The version of this article also appeared in Global Digital Finance’s Sustainability Industry Report, published on 1 November.
A message from Alexander Höptner, CEO of BitMEX
Sustainability is the challenge of our time. Bitcoin – and cryptocurrency in general – is the transformative technology of our time. Especially around COP26, it’s only natural that crypto faces tough questions about the environmental impact of the technology that enables our work. Industry leaders – BitMEX included – need to embrace this challenge head-on.
Crypto’s environmental impact is perhaps the issue that has caused the most controversy and consternation in the last year. There are a couple of reasons behind this. We think understanding, and acknowledging them, is crucial to rallying the industry to respond positively.
First, we should be mindful that the debate about the utility of crypto is still raging, and those who are skeptics of the technology use its environmental impact as an opposing talking point – and this criticism can be intellectually dishonest.
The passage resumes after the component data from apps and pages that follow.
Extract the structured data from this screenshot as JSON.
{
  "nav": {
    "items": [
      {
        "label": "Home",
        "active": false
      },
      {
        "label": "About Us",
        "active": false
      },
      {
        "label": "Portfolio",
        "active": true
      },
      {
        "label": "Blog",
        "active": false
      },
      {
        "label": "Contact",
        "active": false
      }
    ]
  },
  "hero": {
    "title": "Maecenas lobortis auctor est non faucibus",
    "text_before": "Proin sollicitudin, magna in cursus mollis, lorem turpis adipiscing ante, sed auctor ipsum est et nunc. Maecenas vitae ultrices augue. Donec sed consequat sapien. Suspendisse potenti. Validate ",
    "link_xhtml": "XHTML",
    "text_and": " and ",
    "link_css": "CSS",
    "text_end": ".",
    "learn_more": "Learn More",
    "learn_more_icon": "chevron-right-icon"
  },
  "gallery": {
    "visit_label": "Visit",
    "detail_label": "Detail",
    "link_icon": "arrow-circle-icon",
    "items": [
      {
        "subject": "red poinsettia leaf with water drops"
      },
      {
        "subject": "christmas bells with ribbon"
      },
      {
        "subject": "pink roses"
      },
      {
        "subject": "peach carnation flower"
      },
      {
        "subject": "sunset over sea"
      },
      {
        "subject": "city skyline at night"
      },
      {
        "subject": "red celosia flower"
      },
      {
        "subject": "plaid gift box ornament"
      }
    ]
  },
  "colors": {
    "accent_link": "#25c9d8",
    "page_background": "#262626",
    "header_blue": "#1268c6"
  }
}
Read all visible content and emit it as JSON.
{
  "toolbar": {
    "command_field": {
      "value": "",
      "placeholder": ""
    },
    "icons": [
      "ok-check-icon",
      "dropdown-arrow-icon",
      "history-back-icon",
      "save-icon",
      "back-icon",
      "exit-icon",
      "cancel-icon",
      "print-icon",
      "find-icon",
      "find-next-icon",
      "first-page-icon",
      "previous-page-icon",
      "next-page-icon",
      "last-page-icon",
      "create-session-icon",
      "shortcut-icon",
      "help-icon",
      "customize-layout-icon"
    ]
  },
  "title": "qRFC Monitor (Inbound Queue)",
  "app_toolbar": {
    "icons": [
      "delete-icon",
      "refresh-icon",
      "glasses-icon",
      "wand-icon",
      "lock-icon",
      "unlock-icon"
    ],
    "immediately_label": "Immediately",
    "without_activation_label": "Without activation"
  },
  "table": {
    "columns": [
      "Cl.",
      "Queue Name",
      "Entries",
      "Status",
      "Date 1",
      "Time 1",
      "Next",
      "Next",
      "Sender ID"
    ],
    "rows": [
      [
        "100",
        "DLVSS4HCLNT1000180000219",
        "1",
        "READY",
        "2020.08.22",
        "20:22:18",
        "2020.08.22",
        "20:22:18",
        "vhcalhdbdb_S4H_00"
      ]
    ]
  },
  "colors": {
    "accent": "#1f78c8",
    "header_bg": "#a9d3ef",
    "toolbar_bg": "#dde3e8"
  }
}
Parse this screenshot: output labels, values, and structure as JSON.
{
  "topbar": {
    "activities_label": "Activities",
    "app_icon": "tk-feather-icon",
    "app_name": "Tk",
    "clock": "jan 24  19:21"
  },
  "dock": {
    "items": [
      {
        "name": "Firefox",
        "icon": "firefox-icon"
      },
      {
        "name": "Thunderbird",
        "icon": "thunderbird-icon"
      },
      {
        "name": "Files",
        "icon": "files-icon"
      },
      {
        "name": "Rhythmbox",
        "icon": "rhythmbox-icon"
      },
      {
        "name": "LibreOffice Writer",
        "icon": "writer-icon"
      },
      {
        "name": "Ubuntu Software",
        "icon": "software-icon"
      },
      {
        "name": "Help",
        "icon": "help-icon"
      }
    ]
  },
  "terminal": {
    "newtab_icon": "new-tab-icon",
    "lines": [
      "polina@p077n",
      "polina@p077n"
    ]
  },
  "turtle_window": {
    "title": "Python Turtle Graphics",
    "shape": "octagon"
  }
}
We work in this industry because we are confident about the fundamental utility of crypto. But not everyone feels this way, so we should engage constructively with those willing to engage in good faith.
Second, a key tenet of bitcoin (and other cryptos) is decentralisation. The fact that no one person, or group of people, controls the bitcoin protocol is the key to its resilience and utility. This makes bitcoin indestructible and radically inclusive at the same time. Yet, many of the proposed solutions to Bitcoin’s environmental impact emanate from perceived centralised, or exclusive, groups like Michael Saylor and Elon Musk’s Bitcoin Mining Council. Community members know that if they give power and influence to centralised actors, they could end up regretting it. Just look at the crypto world’s love affair – then breakup – with Elon Musk earlier this year as an example.
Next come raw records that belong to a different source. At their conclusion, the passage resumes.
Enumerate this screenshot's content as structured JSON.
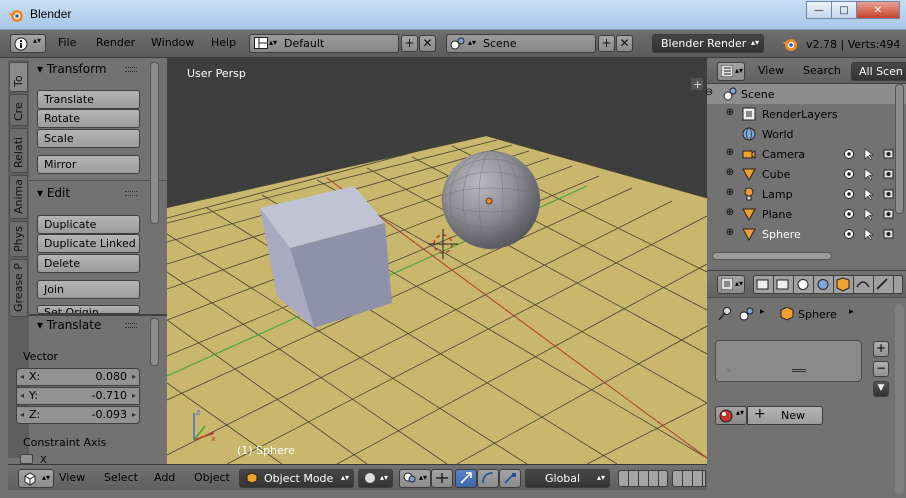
{
  "window": {
    "title": "Blender",
    "buttons": {
      "minimize": "—",
      "maximize": "□",
      "close": "✕"
    }
  },
  "header": {
    "menus": [
      "File",
      "Render",
      "Window",
      "Help"
    ],
    "layout": "Default",
    "scene": "Scene",
    "engine": "Blender Render",
    "version": "v2.78 | Verts:494"
  },
  "toolshelf": {
    "tabs": [
      "To",
      "Cre",
      "Relati",
      "Anima",
      "Phys",
      "Grease P"
    ],
    "transform_title": "Transform",
    "transform_buttons": [
      "Translate",
      "Rotate",
      "Scale"
    ],
    "mirror": "Mirror",
    "edit_title": "Edit",
    "edit_buttons": [
      "Duplicate",
      "Duplicate Linked",
      "Delete"
    ],
    "join": "Join",
    "set_origin": "Set Origin"
  },
  "operator": {
    "title": "Translate",
    "vector_label": "Vector",
    "x": {
      "label": "X:",
      "value": "0.080"
    },
    "y": {
      "label": "Y:",
      "value": "-0.710"
    },
    "z": {
      "label": "Z:",
      "value": "-0.093"
    },
    "constraint_label": "Constraint Axis",
    "constraint_x": "X"
  },
  "viewport": {
    "view_label": "User Persp",
    "object_label": "(1) Sphere"
  },
  "bottombar": {
    "menus": [
      "View",
      "Select",
      "Add",
      "Object"
    ],
    "mode": "Object Mode",
    "orientation": "Global"
  },
  "outliner": {
    "menus": [
      "View",
      "Search"
    ],
    "filter": "All Scen",
    "items": [
      {
        "name": "Scene",
        "icon": "scene-icon"
      },
      {
        "name": "RenderLayers",
        "icon": "renderlayers-icon"
      },
      {
        "name": "World",
        "icon": "world-icon"
      },
      {
        "name": "Camera",
        "icon": "camera-icon"
      },
      {
        "name": "Cube",
        "icon": "mesh-icon"
      },
      {
        "name": "Lamp",
        "icon": "lamp-icon"
      },
      {
        "name": "Plane",
        "icon": "mesh-icon"
      },
      {
        "name": "Sphere",
        "icon": "mesh-icon"
      }
    ]
  },
  "properties": {
    "object_name": "Sphere",
    "new_button": "New",
    "list_plus": "+",
    "list_minus": "−",
    "list_down": "▼"
  },
  "colors": {
    "ground": "#c8b76d",
    "grid": "#4a4330",
    "sky": "#3e3e3e",
    "cube": "#9b9cb5",
    "sphere": "#8e8e94",
    "selected_text": "#ffffff",
    "orange": "#f08a24"
  }
}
That being said, as leaders in the industry, it is up to us to make a strong commitment to invest in a future where crypto is ever more responsible. That’s why BitMEX today became carbon neutral, starting by offsetting the emissions caused by our Bitcoin transactions and by the servers that keep the platform running. This is important because it allows us to mitigate the environmental impact of our current activity while we make more structural, long lasting plans. We will continue to be vocal about challenging others in the industry to do the same.
But mitigating the environmental impact of our current activity is only a first step. As an innovative industry, we can and should do more than just offsetting carbon emissions. I see two ways to move forward from here.
First, we need to invest in education about the true environmental impact of bitcoin and other cryptocurrencies, increasing access to reputable sources of information. Estimates of the size and severity of Bitcoin’s carbon footprint vary widely, but we are in a position to lend our expertise to help settle the debate. As part of our education efforts, we also should broaden people’s understanding of the true utility of bitcoin and other crypto as revolutionary technologies that will improve lives. As crypto matures, there is also the potential for it to substitute for other energy intensive industries – especially through DeFi. The more time we spend communicating about the macro benefits of crypto – economic empowerment, trustless transactions, DeFi, and Web 3.0, the more people will see the true power of the technology, rather than thinking it’s all about CryptoKitties.
Second, we should work with – and invest in – people and organisations who are committed to using innovation to lower cryptocurrency’s structural environmental impact, but who will do so in a way that respects the fundamental utility of the technology and its highly decentralised nature. We will find our breakthrough by creating incentives for research and development, but also by letting blockchain technology be part of the solution.
Finally, it should be acknowledged that many of these solutions are in very early or theoretical stages. This reflects the fact that our industry is still relatively young – and certainly when compared to the structures of traditional finance. But as responsible innovators, we need to move quickly, and be held accountable for what we say we will do. There’s a lot at stake here, and we owe it to ourselves, each other, and the coming generations to make progress.